clock menu more-arrow no yes

Filed under:

Farm & Fable Mixes Two of Our Favorite Things, Vintage and Food

Racked is no longer publishing. Thank you to everyone who read our work over the years. The archives will remain available here; for new stories, head over to Vox.com, where our staff is covering consumer culture for The Goods by Vox. You can also see what we’re up to by signing up here.


Few things excite us more than the delicious combination of shopping and gastronomy, which is why today's opening of Farm & Fable in the South End might be the only checkpoint on our holiday wishlist. Owner Abby Ruettgers introduces her dual concept of a vintage cookbook store with a chef-grade basement kitchen in an environment that celebrates nostalgia and accessibility.
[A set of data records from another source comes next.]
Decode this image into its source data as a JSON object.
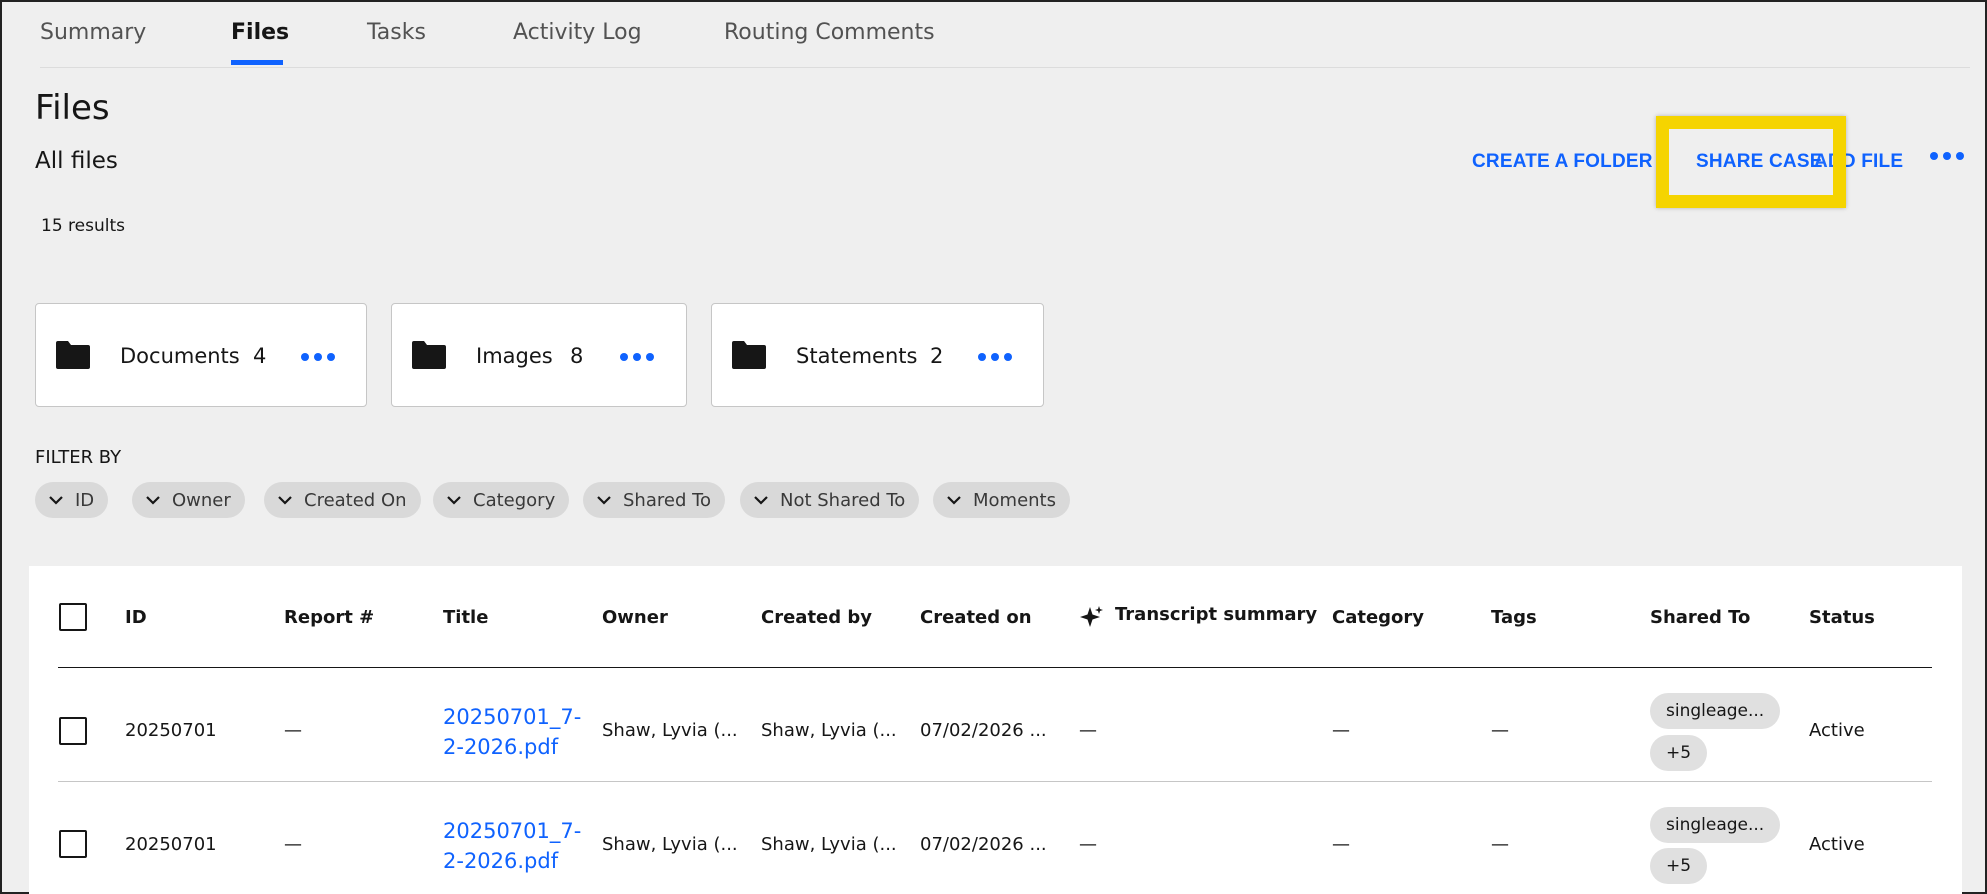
{
  "tabs": [
    {
      "label": "Summary",
      "active": false
    },
    {
      "label": "Files",
      "active": true
    },
    {
      "label": "Tasks",
      "active": false
    },
    {
      "label": "Activity Log",
      "active": false
    },
    {
      "label": "Routing Comments",
      "active": false
    }
  ],
  "page": {
    "title": "Files",
    "section_title": "All files",
    "results": "15 results"
  },
  "actions": {
    "create_folder": "CREATE A FOLDER",
    "share_case": "SHARE CASE",
    "add_file": "ADD FILE"
  },
  "folders": [
    {
      "name": "Documents",
      "count": "4"
    },
    {
      "name": "Images",
      "count": "8"
    },
    {
      "name": "Statements",
      "count": "2"
    }
  ],
  "filter": {
    "label": "FILTER BY",
    "chips": [
      "ID",
      "Owner",
      "Created On",
      "Category",
      "Shared To",
      "Not Shared To",
      "Moments"
    ]
  },
  "table": {
    "columns": [
      "ID",
      "Report #",
      "Title",
      "Owner",
      "Created by",
      "Created on",
      "Transcript summary",
      "Category",
      "Tags",
      "Shared To",
      "Status"
    ],
    "rows": [
      {
        "id": "20250701",
        "report": "—",
        "title": "20250701_7-2-2026.pdf",
        "owner": "Shaw, Lyvia (...",
        "created_by": "Shaw, Lyvia (...",
        "created_on": "07/02/2026 ...",
        "transcript": "—",
        "category": "—",
        "tags": "—",
        "shared_to": "singleage...",
        "shared_more": "+5",
        "status": "Active"
      },
      {
        "id": "20250701",
        "report": "—",
        "title": "20250701_7-2-2026.pdf",
        "owner": "Shaw, Lyvia (...",
        "created_by": "Shaw, Lyvia (...",
        "created_on": "07/02/2026 ...",
        "transcript": "—",
        "category": "—",
        "tags": "—",
        "shared_to": "singleage...",
        "shared_more": "+5",
        "status": "Active"
      }
    ]
  },
  "icons": {
    "folder": "folder-icon",
    "overflow": "overflow-menu-icon",
    "chevron": "chevron-down-icon",
    "sparkle": "sparkle-icon"
  },
  "colors": {
    "accent": "#0f62fe",
    "highlight": "#f5d400",
    "background": "#efefef"
  }
}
A lifetime of collecting—books, furniture, bric-à-brac—and a passion for food drove Ruettgers to develop the rustic, worn-in shop aesthetic and agenda for engaging cooking demonstrations.

Upstairs, custom shelving displays books (both old and new) cover-out rather than spine-out, offering up a visual feast citing various moments in culinary history from as early as the 1800s through the 1970s. Ruettgers says she is drawn toward mid-century modern, evidenced in the variety of vintage barware on sale throughout the store. In contrast, the newer merchandise veers toward contemporary heirlooms: US-made wooden rolling pins and cutting boards from Lostine in Pennsylvania, 3mm copper pots made in Rhode Island, waxed cotton aprons from Brooklyn-based Birdcage, and oyster plates from the Maine studio of RISD alum Alison Evans.

Shoppers can peruse a selection of wallet-happy items too, including food-themed cards from Rifle Paper Co. and 1Canoe2, as well as hand-stamped towels bearing the vocabulary of beer and herbal teas. For just $10 a piece, Short Stack short-format, single-topic cookbooks are available, serving as great stocking stuffers and a fun kitchen adventure. If you're seeking a truly entertaining read, simply identify the "weird bookshelf," featuring a Richard Simmons cookbook, a guide to "microwave parties," and a lovers manual to Cooking in the Nude. Coupled with the impressive, always changing vintage collection are new cookbooks as well, including The Art of Simple Food, Anything That Moves, The Drunken Botanist, and titles from Boston chefs.

And speaking of chefs, don't forget the demo kitchen down below. Farm & Fable will host cooking classes led by Boston's best in its subway tile, stainless-steel adorned space with a welcoming table smack dab in the middle. Once the shop's website officially launches, you can register for upcoming lessons online and browse the full inventory from afar.
· Farm & Fable [Official Site]